An online ‘shiny’ server is back in the news

In an effort to boost security, some developers have built shiny servers.

But what exactly are they?

And what are they good for?

Shoppers and merchants alike are happy to share the results of the latest security audit.

A Shiny Server is a Shiny Application The shiny-client project is based on a set of code samples originally written by Michael G. Sullivan and David G. Miller, and now made public by the author.

These code samples have been modified over the years to create many useful features, including the ability to upload files to a Shiny server, as well as to upload customizations to the server’s JavaScript.

But, these features are not the only ways to customize the server.

Developers also create shiny-webapps that are run by the shiny-service.

They provide a client to the shiny server and use the shiny service to provide a web interface for the shiny client.

This is an example of an “integration” in the form of an app, which in this case is an embedded HTML5 web app.

In the next section, we will explore how the server and the shiny application interact, and why these features should be considered cool, if not desirable.

The Shiny Client and the Shiny Server Both the client and the server are connected to the internet through an internet connection.
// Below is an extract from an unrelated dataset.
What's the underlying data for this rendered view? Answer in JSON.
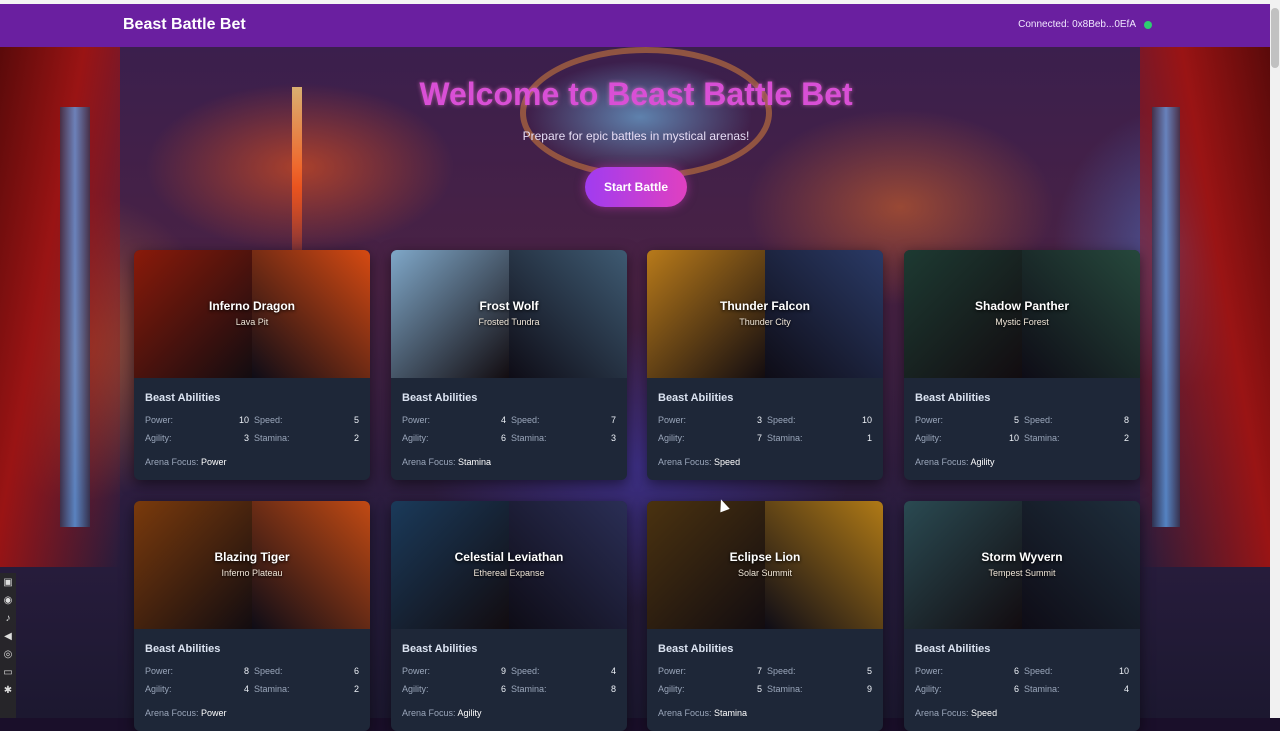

A shiny server can be run by a single user, and the client can connect to it using the same connection.

However, there are many ways to connect to a shiny server.

One way is through the shiny webapp, a graphical application that enables you to run your shiny server from anywhere in the world.

The server connects to a server at www.shiny.com.

The shiny web app connects to the Shiny server at the following address: http://127.0.0